Are we absolutely certain that the kid hasn't adopted the "Jump up his neck and land in a heap" technique that is so popular today? If she's landing unbalanced and with weight on her hands, any self-respecting horse is going to get wiggly. That it happens more as the fences go up is a clue. And that it happens less with you is one more.
Smaller fences until she gets and better at waiting for the horse to jump. ( And less looking at photos of hunters in COTH )
* What you release is what you teach * Don't be distracted by unwanted behavior* Whoever waits the longest is the teacher. Van Hargis
I think, before you really do anything, you need to sit down with this 13yo and make sure she realizes what a potential problem could be brewing here. It could be that, even though he's gotten her off a few times, she doesn't believe it's such a big problem and will eventually fix itself.
Originally Posted by EdgeBrook
Usually he gets her off because she's kicking so much to keep him going that she's not secure in her leg. But if she has spurs and catches him in the air that's a sure-fire play on the backside so we don't jump with spurs (she does carry a crop).
When I school him he tries it once, I send him forward and he drops it. His kid isn't quite strong enough to get after him (as she's usually doing what she can just to ride it out).
I see two big problems. You say this girl does not have a secure leg and is not 'strong' enough - physically strong or she just doesn't have the attitude?
Quite honestly, I'd ground this girl from fences for a while to work on her leg. No stirrups for every ride, until she looks rock solid over trot poles, canter poles, cavaletti, and can ride your average hour flat lesson without being exhausted. If she's working with a green bean WB, having a weak leg is just not going to work.
If she's lacking basic physical strength (I can understand that, as many 13yo riders are in a bean pole stage), get her to start strength training. You can never start working out too young, especially if it's going to benefit both the horse and rider.
Lastly, give her the crop and tell her you expect her to use it. If this behavior isn't too ingrained yet, I'd say this horse needs a spank with that crop once or twice, and he'll understand that he can't fool around with her. But she needs to be committed to being a tougher rider. Otherwise, it just likely won't work.
Lucy (Precious Star) - 1994 TB mare; happily reunited with her colt Touch the Stars
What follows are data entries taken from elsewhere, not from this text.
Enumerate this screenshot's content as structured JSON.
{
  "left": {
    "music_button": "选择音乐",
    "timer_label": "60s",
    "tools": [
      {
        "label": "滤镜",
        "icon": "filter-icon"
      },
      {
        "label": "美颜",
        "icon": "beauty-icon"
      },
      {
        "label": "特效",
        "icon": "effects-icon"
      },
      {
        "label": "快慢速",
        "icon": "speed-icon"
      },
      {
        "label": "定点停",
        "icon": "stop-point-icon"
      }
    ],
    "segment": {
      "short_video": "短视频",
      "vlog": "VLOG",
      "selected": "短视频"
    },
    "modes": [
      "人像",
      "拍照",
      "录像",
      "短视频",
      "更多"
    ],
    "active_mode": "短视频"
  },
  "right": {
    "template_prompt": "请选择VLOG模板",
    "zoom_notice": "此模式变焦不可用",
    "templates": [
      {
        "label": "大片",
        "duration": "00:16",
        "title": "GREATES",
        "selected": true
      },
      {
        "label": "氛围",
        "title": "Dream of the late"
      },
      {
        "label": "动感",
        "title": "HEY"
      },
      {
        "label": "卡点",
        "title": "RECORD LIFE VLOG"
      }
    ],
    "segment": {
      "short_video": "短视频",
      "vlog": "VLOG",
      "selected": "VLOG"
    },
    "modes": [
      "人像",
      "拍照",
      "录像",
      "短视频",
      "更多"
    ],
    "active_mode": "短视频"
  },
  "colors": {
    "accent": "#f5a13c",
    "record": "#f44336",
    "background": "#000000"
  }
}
We had one like this in a program about 15 yrs ago. Came to us (undisclosed) with the issue and started getting his very Ammie adult off after the fences. Would land, and while the rider's hip angle was still semi-closed and weight forward, the horse would stop, drop his head and shoulder, and then stand there looking at the rider on the ground like "hey, whatcha doing down there?".
I could ride him through it, and really got into him if he tried it with me.
but he was smart enough to know who was on him.
We worked on the flat with cluck = forward. The rider did a lot of smaller fences so he could stay back with his upper body a little more than ideal, then a big kick on the landing to teach the horse to gallop away (with cluck). Things like landing rails helped, but the issue was always there. Having the horse ahead of the leg throughout the course, and a cluck on all the landings mostly worked. Lovely horse, and eventually leased to a girl who did the Jr Hunters on it. But every once in a while, when she got cocky or stopped paying attention, he'd revert and land her in the dirt. It's a tough issue once they learn it. good luck, and I second the posters who say you need to stop the pattern *now*.
A good man can make you feel sexy, strong, and able to take on the world.... oh, sorry.... that's wine...wine does that...
I'd go a little western on him.
Doesn't matter how old he is..or how green he is.
The moment he goes to porpoise canter (prop to me is when they spread their front legs and stop when spooking at something) so I'm thinking he does more of a porpoise canter? rip his head up and beat his butt.
then he'll know the behavior is undesirable. That's the fastest way to put an end to that.
It's not some forward, rhythm, blah blah blah issue.
It's either the horse being a douche or he just doesn't know that the behavior is not allowed.
Telling him what you think of him when he does that is the fastest way to put an end to it.
If he continues? then I would have a vet check his front feet and/or hocks.
My very first horse was the queen of land and then drop her head and boing boing boing 5-7 times. She actually ran us into an arena wall one time because she wasn't looking where she was boinging.
It wasn't nipped in the bud when she was young...